This year the USCIS received a record number of H-1B applications, totaling over 233,000. With only 85,000 H-1B visas available, including the additional 20,000 for the United States Master’s quota, only 36% of applicants have a chance of receiving a coveted H-1B visa.
Applications are up from 172,500 for the 2015 fiscal year and 124,000 for 2014 fiscal year. This not only means that the number of applications have greatly increased but with the quota remaining at 85,000 visas, the chances of receiving a visa have dropped by half, from 69% to 36%.
Interestingly enough there’s no shortage in demand for workers in the technology field. According to USA Today, of the highest paying companies in America, nine of the top fifteen are technology companies that depend on H1B to find talented, highly-skilled workers to drive their businesses.

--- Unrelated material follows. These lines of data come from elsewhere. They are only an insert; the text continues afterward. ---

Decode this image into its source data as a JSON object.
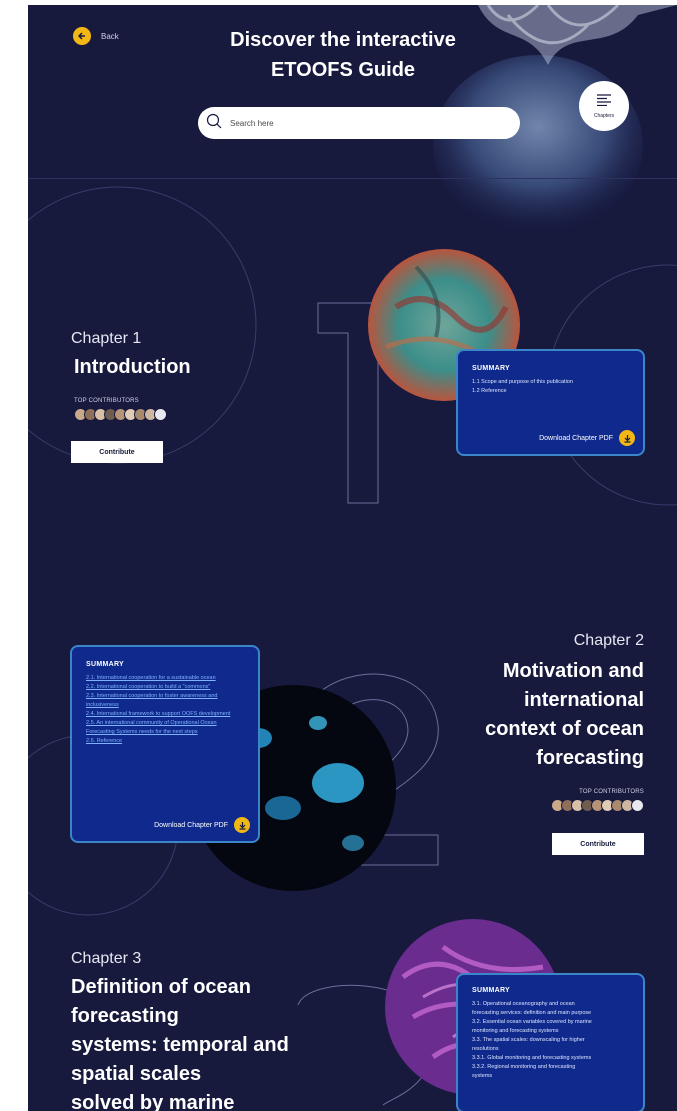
{
  "header": {
    "back_label": "Back",
    "title_line1": "Discover the interactive",
    "title_line2": "ETOOFS Guide",
    "search_placeholder": "Search here",
    "chapters_label": "Chapters"
  },
  "chapters": [
    {
      "label": "Chapter 1",
      "title": "Introduction",
      "top_contributors_label": "TOP CONTRIBUTORS",
      "contribute_label": "Contribute",
      "summary_heading": "SUMMARY",
      "summary_items": [
        "1.1 Scope and purpose of this publication",
        "1.2 Reference"
      ],
      "download_label": "Download Chapter PDF"
    },
    {
      "label": "Chapter 2",
      "title_lines": [
        "Motivation and",
        "international",
        "context of ocean",
        "forecasting"
      ],
      "top_contributors_label": "TOP CONTRIBUTORS",
      "contribute_label": "Contribute",
      "summary_heading": "SUMMARY",
      "summary_items": [
        "2.1. International cooperation for a sustainable ocean",
        "2.2. International cooperation to build a \"commons\"",
        "2.3. International cooperation to foster awareness and inclusiveness",
        "2.4. International framework to support OOFS development",
        "2.5. An international community of Operational Ocean Forecasting Systems needs for the next steps",
        "2.6. Reference"
      ],
      "download_label": "Download Chapter PDF"
    },
    {
      "label": "Chapter 3",
      "title_lines": [
        "Definition of ocean",
        "forecasting",
        "systems: temporal and",
        "spatial scales",
        "solved by marine"
      ],
      "summary_heading": "SUMMARY",
      "summary_items": [
        "3.1. Operational oceanography and ocean",
        "forecasting services: definition and main purpose",
        "3.2. Essential ocean variables covered by marine",
        "monitoring and forecasting systems",
        "3.3. The spatial scales: downscaling for higher",
        "resolutions",
        "3.3.1. Global monitoring and forecasting systems",
        "3.3.2. Regional monitoring and forecasting",
        "systems"
      ]
    }
  ],
  "colors": {
    "background": "#17193d",
    "accent": "#f2b615",
    "summary_bg": "#0f2a8c",
    "summary_border": "#3a86c8"
  }
}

There has been such rapid growth in the information technology sector that the labor market can’t keep up the demand. These technology-based companies require highly-skilled workers which many foreign workers qualify for. Many technology companies prefer to bring the workers into the company to work, and not out-source the work, because of the level of judgment the worker must exercise in these jobs.
The cap on H-1B is one of the reasons these companies are unable to find the appropriate employees. Due to the constraints on the amount of visas issued each year, these companies cannot rely on bringing in foreign workers with these skills due to the H-1B scarcity. Without H-1B’s available, the companies may not be able to find the needed employees.
Hope could be on the horizon. Senator Orrin Hatch from Utah has proposed an overhaul of the H-1B visa quota, urging Congress to increase the H1B cap to 195,000. This bill, called I-Square, would also eliminate the Master’s cap for applicants who have earned an advance degree in science, technology, education or math.
This bill has been met with its fair share of criticism however. Some opponents claim that the vast increase in H-1B’s will lead to a lack of technology jobs for United States citizens. Many contend that an increase in H-1B workers will undercut the American worker because foreign workers may be willing to accept a lower wage to do the same job.
Looking to the H-1B statistics however there is a clear indication that there are more applicants who have secured an employer to hire them in the United States than will be able to secure a visa and perform that job. Increase in American business will lead to more job creation, expansion of businesses within the United States and further development in the technology field. The technology industry is booming in the United States and is requiring more workers than can be provided. Without the available visas, technology industry may be forced to move companies outside of the United States to Canada or other countries that can meet the need.
If you weren’t chosen in the lottery this year, there many be other options available. Contact the Law Office of Sweta Khandelwal today to discuss any H-1B questions you have. Attorney Khandelwal is an experienced business immigration attorney located in the heart of the Silicon Valley.
This Chart Shows the Record Demand for H-1B Visas, April 14, 2015, U.S. Chamber of Commerce
America’s Highest-Paying Companies, April 7, 2015, USA Today
New H-1B bill will ‘help destroy’ U.S. tech workforce, January 14, 2015, Computerworld